▶ **Task details**
I would like the number of lines in the data that contain the word "value". Please give that number alone.

Data extracts section start

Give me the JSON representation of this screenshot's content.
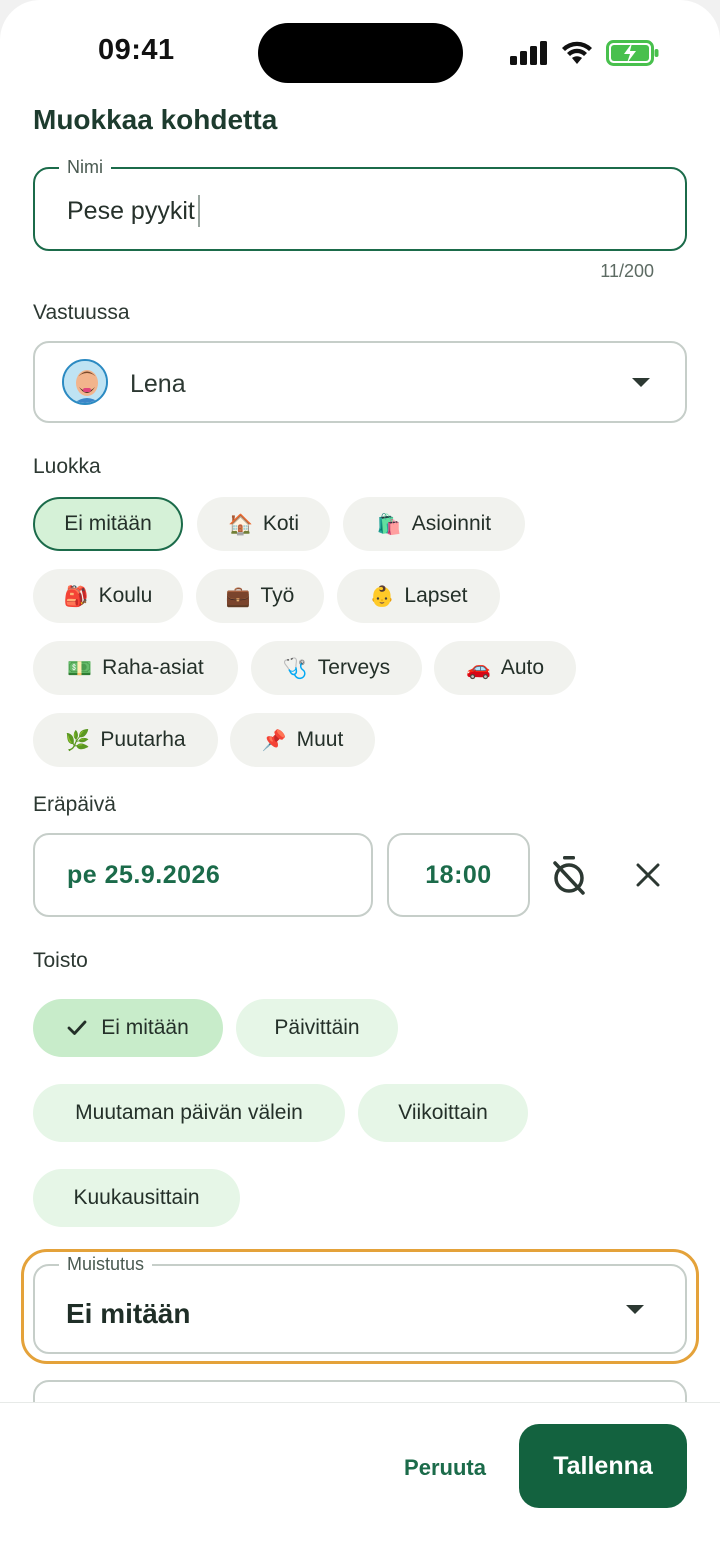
{
  "status_bar": {
    "time": "09:41"
  },
  "page": {
    "title": "Muokkaa kohdetta"
  },
  "name_field": {
    "label": "Nimi",
    "value": "Pese pyykit",
    "counter": "11/200"
  },
  "assignee": {
    "label": "Vastuussa",
    "value": "Lena"
  },
  "category": {
    "label": "Luokka",
    "chips": [
      {
        "icon": "",
        "label": "Ei mitään",
        "selected": true
      },
      {
        "icon": "🏠",
        "label": "Koti"
      },
      {
        "icon": "🛍️",
        "label": "Asioinnit"
      },
      {
        "icon": "🎒",
        "label": "Koulu"
      },
      {
        "icon": "💼",
        "label": "Työ"
      },
      {
        "icon": "👶",
        "label": "Lapset"
      },
      {
        "icon": "💵",
        "label": "Raha-asiat"
      },
      {
        "icon": "🩺",
        "label": "Terveys"
      },
      {
        "icon": "🚗",
        "label": "Auto"
      },
      {
        "icon": "🌿",
        "label": "Puutarha"
      },
      {
        "icon": "📌",
        "label": "Muut"
      }
    ]
  },
  "due_date": {
    "label": "Eräpäivä",
    "date": "pe 25.9.2026",
    "time": "18:00"
  },
  "repeat": {
    "label": "Toisto",
    "options": [
      {
        "label": "Ei mitään",
        "selected": true
      },
      {
        "label": "Päivittäin"
      },
      {
        "label": "Muutaman päivän välein"
      },
      {
        "label": "Viikoittain"
      },
      {
        "label": "Kuukausittain"
      }
    ]
  },
  "reminder": {
    "label": "Muistutus",
    "value": "Ei mitään"
  },
  "actions": {
    "cancel": "Peruuta",
    "save": "Tallenna"
  },
  "colors": {
    "primary": "#13623f",
    "selected_chip": "#d5f1d7",
    "repeat_chip": "#e6f6e7",
    "highlight": "#e4a23a"
  }
}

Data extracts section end

▶ **Answer to the problem**
3